YOUR GOAL: Write out each line of the records that has "this" in it.

Segment Start: GIVEN INFORMATION

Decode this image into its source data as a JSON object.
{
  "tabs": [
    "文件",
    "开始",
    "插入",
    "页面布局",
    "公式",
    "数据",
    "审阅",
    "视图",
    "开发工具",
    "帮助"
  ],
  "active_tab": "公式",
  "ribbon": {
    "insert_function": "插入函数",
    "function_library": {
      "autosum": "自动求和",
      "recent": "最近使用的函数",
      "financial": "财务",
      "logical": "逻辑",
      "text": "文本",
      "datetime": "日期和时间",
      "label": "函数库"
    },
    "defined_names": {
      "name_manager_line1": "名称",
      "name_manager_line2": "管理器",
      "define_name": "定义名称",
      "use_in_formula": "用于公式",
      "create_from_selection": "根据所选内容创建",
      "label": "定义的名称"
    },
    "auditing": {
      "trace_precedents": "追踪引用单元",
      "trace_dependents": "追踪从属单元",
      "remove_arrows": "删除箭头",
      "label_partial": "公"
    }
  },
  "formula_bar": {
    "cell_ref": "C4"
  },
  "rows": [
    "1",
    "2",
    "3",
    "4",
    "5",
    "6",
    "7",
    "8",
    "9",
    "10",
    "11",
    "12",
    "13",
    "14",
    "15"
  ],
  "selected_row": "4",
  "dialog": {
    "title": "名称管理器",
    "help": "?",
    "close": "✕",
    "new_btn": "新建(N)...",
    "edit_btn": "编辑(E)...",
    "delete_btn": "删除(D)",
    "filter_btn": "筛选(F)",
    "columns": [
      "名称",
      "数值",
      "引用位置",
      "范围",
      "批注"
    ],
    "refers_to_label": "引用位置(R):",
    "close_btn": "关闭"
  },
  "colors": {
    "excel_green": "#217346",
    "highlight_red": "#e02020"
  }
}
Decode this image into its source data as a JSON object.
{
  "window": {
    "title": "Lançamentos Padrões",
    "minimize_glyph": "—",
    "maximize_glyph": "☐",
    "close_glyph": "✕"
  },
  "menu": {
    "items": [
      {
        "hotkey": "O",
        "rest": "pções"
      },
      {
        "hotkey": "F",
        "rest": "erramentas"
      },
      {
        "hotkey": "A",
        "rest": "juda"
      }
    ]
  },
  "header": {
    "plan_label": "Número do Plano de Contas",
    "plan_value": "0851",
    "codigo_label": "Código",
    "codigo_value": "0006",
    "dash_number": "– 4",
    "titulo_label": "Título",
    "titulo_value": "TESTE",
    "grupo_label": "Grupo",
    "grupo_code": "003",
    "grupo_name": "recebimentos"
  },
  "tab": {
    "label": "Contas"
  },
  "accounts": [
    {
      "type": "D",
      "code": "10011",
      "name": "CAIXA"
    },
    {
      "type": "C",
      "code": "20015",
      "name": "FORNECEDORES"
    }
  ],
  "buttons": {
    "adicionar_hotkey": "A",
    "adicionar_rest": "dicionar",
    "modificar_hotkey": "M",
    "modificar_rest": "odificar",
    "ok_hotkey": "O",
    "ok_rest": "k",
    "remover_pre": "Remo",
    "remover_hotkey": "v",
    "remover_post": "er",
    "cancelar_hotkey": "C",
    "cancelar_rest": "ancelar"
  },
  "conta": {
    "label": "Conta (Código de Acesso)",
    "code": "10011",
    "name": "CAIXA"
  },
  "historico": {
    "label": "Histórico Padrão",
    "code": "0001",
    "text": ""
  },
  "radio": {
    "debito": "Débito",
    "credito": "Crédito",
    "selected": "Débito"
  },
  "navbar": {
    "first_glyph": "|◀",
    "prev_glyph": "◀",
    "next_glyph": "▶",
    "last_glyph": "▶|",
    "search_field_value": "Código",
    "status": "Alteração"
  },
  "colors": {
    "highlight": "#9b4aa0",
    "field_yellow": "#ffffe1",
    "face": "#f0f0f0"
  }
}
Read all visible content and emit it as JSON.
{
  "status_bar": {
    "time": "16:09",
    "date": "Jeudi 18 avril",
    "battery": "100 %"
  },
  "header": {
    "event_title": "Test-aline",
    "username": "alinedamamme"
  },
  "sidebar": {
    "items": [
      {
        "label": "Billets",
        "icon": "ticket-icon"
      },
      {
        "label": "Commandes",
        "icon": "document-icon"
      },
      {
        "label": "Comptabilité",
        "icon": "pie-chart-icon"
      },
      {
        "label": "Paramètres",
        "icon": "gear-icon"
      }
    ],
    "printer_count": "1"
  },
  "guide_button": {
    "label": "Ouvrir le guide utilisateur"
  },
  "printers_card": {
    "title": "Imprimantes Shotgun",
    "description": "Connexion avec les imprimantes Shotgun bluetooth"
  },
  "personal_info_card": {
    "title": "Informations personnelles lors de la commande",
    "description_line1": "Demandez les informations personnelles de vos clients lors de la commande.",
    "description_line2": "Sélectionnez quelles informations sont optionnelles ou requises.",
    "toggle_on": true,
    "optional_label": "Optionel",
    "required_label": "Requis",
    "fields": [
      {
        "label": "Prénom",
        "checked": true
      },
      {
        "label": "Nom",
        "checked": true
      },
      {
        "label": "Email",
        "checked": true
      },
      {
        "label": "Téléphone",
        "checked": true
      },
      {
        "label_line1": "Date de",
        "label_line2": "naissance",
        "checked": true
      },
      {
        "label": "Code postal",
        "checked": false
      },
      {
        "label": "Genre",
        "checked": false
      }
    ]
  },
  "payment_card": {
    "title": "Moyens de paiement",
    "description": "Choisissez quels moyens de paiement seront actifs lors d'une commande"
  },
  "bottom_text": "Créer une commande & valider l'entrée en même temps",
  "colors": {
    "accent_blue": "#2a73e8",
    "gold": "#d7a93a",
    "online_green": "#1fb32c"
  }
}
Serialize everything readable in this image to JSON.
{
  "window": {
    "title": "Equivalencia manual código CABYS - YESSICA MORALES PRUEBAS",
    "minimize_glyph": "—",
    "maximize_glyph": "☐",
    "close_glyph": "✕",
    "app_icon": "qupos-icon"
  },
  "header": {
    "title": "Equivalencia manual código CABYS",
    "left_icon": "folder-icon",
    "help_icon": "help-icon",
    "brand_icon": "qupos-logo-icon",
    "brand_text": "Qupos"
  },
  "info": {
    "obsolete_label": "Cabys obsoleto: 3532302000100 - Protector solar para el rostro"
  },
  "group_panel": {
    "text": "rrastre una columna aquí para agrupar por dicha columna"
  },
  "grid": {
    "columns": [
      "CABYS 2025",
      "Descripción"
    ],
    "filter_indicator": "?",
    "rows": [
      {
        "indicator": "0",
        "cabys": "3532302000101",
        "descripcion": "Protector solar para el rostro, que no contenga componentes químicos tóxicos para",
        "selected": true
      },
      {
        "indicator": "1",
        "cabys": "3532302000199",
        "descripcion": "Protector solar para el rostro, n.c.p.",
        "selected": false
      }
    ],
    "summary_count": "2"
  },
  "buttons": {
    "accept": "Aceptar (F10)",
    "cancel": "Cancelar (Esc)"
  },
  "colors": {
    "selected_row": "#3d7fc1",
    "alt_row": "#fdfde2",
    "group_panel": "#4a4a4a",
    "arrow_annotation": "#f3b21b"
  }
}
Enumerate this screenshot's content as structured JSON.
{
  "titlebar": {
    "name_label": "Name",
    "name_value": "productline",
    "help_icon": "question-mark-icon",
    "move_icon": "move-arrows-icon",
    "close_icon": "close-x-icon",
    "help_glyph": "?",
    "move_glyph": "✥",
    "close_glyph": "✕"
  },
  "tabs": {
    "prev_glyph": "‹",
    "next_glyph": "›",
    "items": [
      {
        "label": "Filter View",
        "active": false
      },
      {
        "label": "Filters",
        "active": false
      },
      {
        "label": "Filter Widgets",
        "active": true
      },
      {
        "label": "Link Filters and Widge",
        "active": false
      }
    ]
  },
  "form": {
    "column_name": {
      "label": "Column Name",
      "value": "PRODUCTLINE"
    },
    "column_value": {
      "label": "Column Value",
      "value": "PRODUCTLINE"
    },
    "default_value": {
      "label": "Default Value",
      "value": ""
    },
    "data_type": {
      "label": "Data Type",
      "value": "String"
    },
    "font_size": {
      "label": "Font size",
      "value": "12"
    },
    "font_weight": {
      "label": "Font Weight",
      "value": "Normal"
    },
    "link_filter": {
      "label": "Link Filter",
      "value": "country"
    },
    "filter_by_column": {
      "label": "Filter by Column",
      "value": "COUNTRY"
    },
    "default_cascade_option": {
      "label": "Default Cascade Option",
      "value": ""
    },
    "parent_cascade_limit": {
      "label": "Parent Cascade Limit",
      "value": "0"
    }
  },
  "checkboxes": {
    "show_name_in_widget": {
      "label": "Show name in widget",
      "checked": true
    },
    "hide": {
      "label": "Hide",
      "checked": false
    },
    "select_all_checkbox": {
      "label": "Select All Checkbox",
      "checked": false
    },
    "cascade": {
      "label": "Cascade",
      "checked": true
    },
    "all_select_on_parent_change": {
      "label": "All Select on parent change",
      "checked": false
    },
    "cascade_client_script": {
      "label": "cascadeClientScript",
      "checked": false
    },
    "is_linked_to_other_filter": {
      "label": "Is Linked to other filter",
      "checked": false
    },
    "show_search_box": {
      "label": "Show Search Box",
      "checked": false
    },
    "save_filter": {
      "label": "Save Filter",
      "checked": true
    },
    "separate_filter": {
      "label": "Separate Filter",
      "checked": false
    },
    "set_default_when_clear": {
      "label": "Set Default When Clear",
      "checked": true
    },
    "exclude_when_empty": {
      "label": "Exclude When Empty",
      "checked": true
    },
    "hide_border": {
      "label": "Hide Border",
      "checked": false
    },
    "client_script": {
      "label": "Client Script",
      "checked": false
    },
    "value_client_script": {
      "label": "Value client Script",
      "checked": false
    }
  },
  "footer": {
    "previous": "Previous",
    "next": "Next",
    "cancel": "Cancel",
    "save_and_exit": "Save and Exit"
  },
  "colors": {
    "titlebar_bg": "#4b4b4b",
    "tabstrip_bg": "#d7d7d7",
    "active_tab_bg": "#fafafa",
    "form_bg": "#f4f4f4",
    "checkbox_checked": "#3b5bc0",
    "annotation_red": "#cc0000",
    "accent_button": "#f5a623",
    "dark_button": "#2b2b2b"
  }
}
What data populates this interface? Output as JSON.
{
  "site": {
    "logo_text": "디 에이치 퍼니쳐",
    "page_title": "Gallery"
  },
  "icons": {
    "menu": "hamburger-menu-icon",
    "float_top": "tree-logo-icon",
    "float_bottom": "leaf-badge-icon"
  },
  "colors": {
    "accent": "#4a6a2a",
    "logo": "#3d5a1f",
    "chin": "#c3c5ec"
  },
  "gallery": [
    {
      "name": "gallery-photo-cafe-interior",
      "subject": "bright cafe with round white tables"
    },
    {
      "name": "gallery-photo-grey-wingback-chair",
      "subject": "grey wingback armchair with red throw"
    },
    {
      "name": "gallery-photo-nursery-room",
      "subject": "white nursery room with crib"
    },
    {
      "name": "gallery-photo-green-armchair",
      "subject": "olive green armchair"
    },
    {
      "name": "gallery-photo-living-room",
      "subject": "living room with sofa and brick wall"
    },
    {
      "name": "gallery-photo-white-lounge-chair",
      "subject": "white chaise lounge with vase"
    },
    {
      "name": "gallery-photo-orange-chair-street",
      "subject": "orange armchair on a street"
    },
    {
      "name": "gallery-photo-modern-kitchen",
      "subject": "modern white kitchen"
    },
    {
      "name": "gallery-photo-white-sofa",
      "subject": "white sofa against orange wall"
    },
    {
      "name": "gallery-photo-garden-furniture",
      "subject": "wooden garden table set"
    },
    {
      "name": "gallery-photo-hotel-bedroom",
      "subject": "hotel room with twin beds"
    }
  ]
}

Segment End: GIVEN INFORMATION

SOLUTION:
Decode this image into its source data as a JSON object.
Decode this image into its source data as a JSON object.
Serialize everything readable in this image to JSON.
Enumerate this screenshot's content as structured JSON.
What data populates this interface? Output as JSON.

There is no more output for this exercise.